Wonderful recollections of both a time and a place. Isn’t it interesting how neighbors, if one takes the trouble to learn about their lives, can be a portal to areas of life (like marital reshuffling) and history (like Prohibition) that might otherwise be closed to us? Down my street, my best friend’s father was a funeral director. It felt a little creepy but when my father died, it was a comfort to have someone we knew so well making the arrangements. Then when I was a teenager I worked for him at the funeral home, which opened up a whole different side of life (and death) to me!
Just so, John, and thank you. In that vein, a family in the next block became very close friends for decades. The dad was the general manager of the local GE plant. He was an up and comer and was promoted through several rungs, including becoming the GM of the major plant in Lynn, MA before he was passed over and ‘lateraled” to NM. A front row seat to the life of a “company man”.
Tom, these are great recollections of your neighbors! My childhood house was just like the Fosters’, a corner lot with the entrance to my father’s medical office on the side street. I never knew of anyone else who had an arrangement like ours, so it was nice to learn about the Fosters. When you went back 17 years later, was it still a medical office?
No. I think what happened was that whether it was Dr. Foster or a subsequent owner, the use was abandoned. I suspect that zoning laws changed, too, to prohibit professional offices in single family residences in the city because the only parking was on street. If so it would be more than a little ironic because in Dr. Foster’s practice, as he told my dad, a good number of his patients walked to the office.
I love your childhood recollections about your neighbors, Tom. Talking over the fence and retrieving a ball that landed in someone’s backyard (although in my son’s case, the neighbor’s’ dog bit him) — those are the type of memories I have cherished raising my kids and living in the same neighborhood for 45 years.
Thanks, Laurie.

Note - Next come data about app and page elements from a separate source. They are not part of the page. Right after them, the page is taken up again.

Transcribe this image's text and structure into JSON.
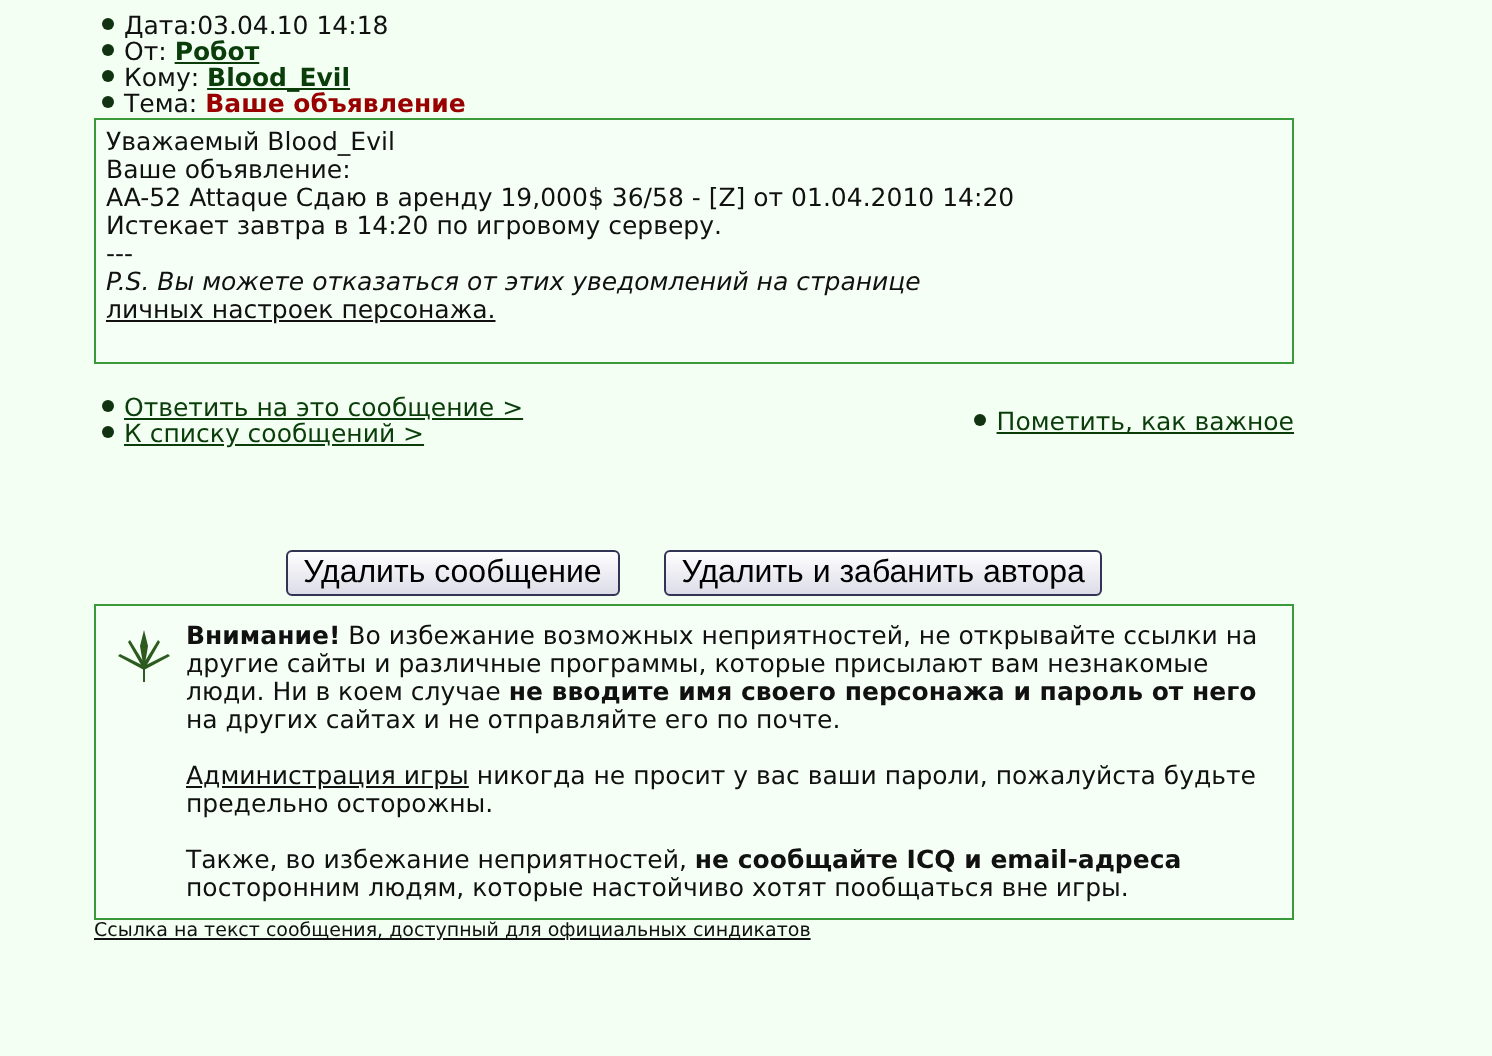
{
  "header": [
    {
      "label": "Дата:",
      "value": "03.04.10 14:18",
      "kind": "plain"
    },
    {
      "label": "От: ",
      "value": "Робот",
      "kind": "link"
    },
    {
      "label": "Кому: ",
      "value": "Blood_Evil",
      "kind": "link"
    },
    {
      "label": "Тема: ",
      "value": "Ваше объявление",
      "kind": "subject"
    }
  ],
  "message": {
    "lines": [
      "Уважаемый Blood_Evil",
      "Ваше объявление:",
      "AA-52 Attaque Сдаю в аренду 19,000$ 36/58 - [Z] от 01.04.2010 14:20",
      "Истекает завтра в 14:20 по игровому серверу.",
      "---"
    ],
    "ps": {
      "text": "P.S. Вы можете отказаться от этих уведомлений на странице",
      "link": "личных настроек персонажа."
    }
  },
  "actions_left": [
    "Ответить на это сообщение >",
    "К списку сообщений >"
  ],
  "actions_right": [
    "Пометить, как важное"
  ],
  "buttons": [
    "Удалить сообщение",
    "Удалить и забанить автора"
  ],
  "warning": {
    "paragraphs": [
      {
        "kind": "text",
        "text": "**Внимание!** Во избежание возможных неприятностей, не открывайте ссылки на другие сайты и различные программы, которые присылают вам незнакомые люди. Ни в коем случае **не вводите имя своего персонажа и пароль от него** на других сайтах и не отправляйте его по почте."
      },
      {
        "kind": "link_lead",
        "link": "Администрация игры",
        "text": "никогда не просит у вас ваши пароли, пожалуйста будьте предельно осторожны."
      },
      {
        "kind": "text",
        "text": "Также, во избежание неприятностей, **не сообщайте ICQ и email-адреса** посторонним людям, которые настойчиво хотят пообщаться вне игры."
      }
    ]
  },
  "footer_link": "Ссылка на текст сообщения, доступный для официальных синдикатов"
}
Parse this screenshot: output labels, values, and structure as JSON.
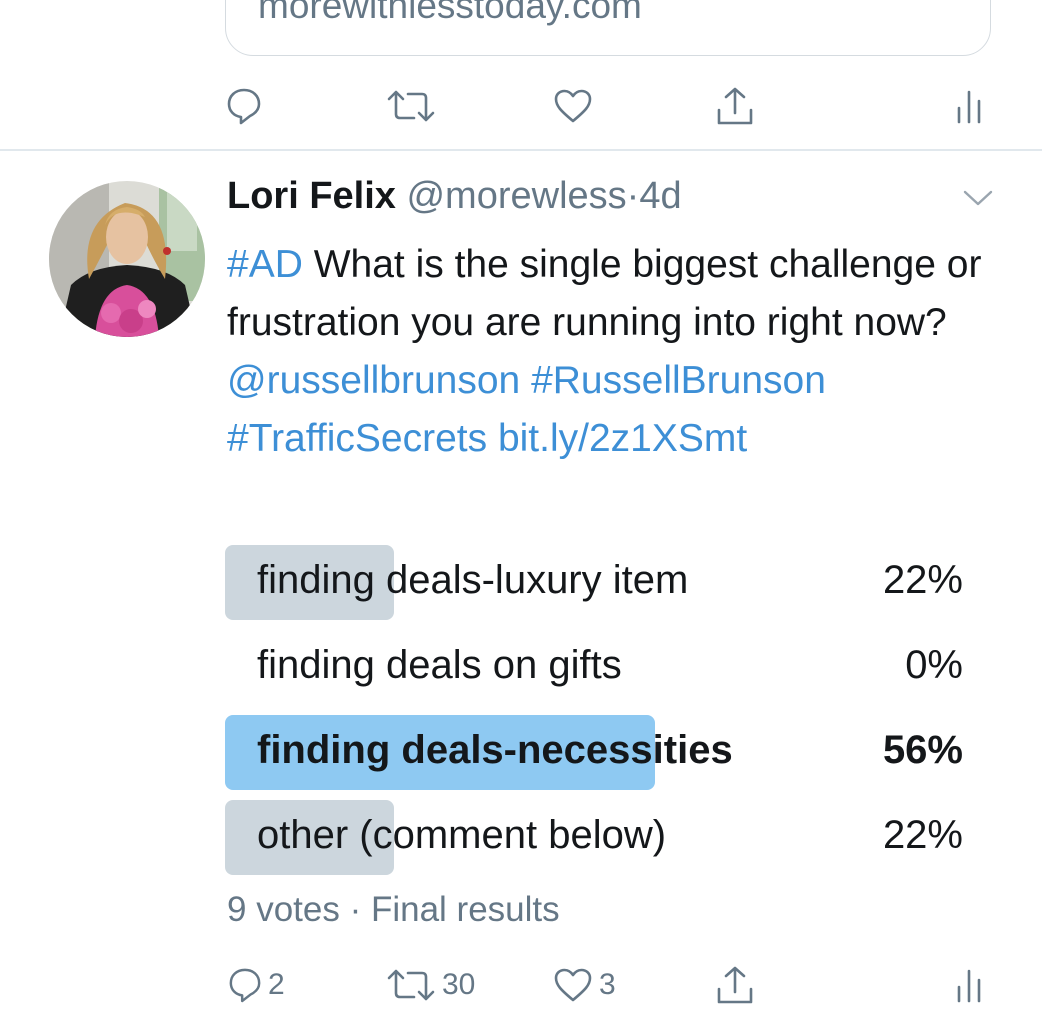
{
  "previous_tweet": {
    "card_domain": "morewithlesstoday.com"
  },
  "tweet": {
    "author_name": "Lori Felix",
    "handle": "@morewless",
    "separator": "·",
    "age": "4d",
    "hashtag_ad": "#AD",
    "body": " What is the single biggest challenge or frustration you are running into right now?",
    "mention": "@russellbrunson",
    "hashtag_russell": "#RussellBrunson",
    "hashtag_traffic": "#TrafficSecrets",
    "link": "bit.ly/2z1XSmt",
    "poll": {
      "options": [
        {
          "label": "finding deals-luxury item",
          "percent_text": "22%",
          "percent": 22,
          "winner": false
        },
        {
          "label": "finding deals on gifts",
          "percent_text": "0%",
          "percent": 0,
          "winner": false
        },
        {
          "label": "finding deals-necessities",
          "percent_text": "56%",
          "percent": 56,
          "winner": true
        },
        {
          "label": "other (comment below)",
          "percent_text": "22%",
          "percent": 22,
          "winner": false
        }
      ],
      "meta": "9 votes · Final results",
      "bar_color": "#ccd6dd",
      "winner_bar_color": "#8ec9f2"
    },
    "actions": {
      "reply_count": "2",
      "retweet_count": "30",
      "like_count": "3"
    }
  },
  "icons": {
    "reply": "reply-icon",
    "retweet": "retweet-icon",
    "like": "heart-icon",
    "share": "share-icon",
    "analytics": "analytics-icon",
    "caret": "chevron-down-icon"
  },
  "colors": {
    "link_blue": "#3d8fd6",
    "muted_gray": "#657786",
    "text": "#14171a"
  }
}
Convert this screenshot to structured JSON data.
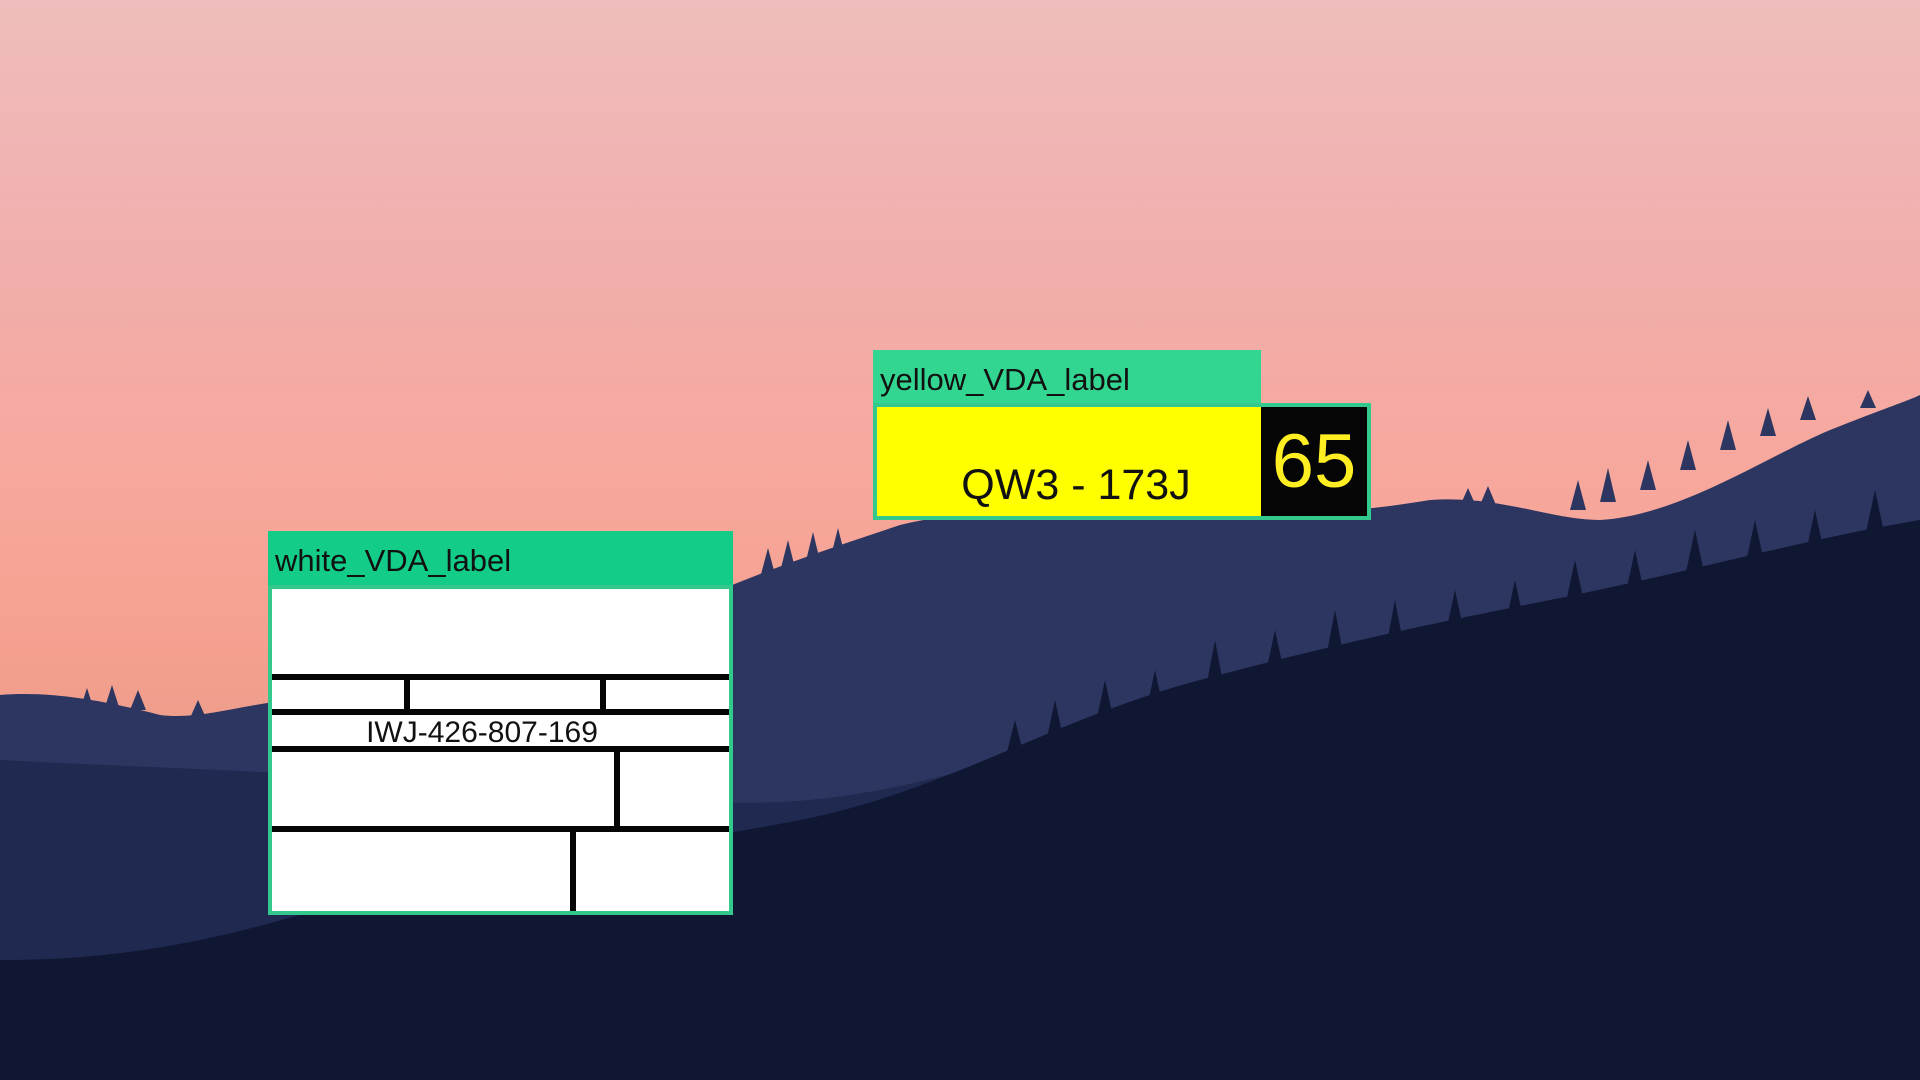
{
  "scene": {
    "description_colors": {
      "sky_top": "#efbdbd",
      "sky_bottom": "#f5a08f",
      "far_hills": "#2b3560",
      "near_hills": "#0f1733",
      "detection_box": "#33c98c",
      "yellow_label": "#ffff00",
      "white_label": "#ffffff"
    }
  },
  "detections": {
    "yellow": {
      "tag": "yellow_VDA_label",
      "code": "QW3 - 173J",
      "badge": "65"
    },
    "white": {
      "tag": "white_VDA_label",
      "code": "IWJ-426-807-169"
    }
  }
}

A few years back, prior to moving to my current residence, I lived in house with a postage stamp-sized lot. One of my neighbors was a young family – three boys between about 6 and 11 – and I was the neighbor greeting those boys when they came to retrieve errant kicks.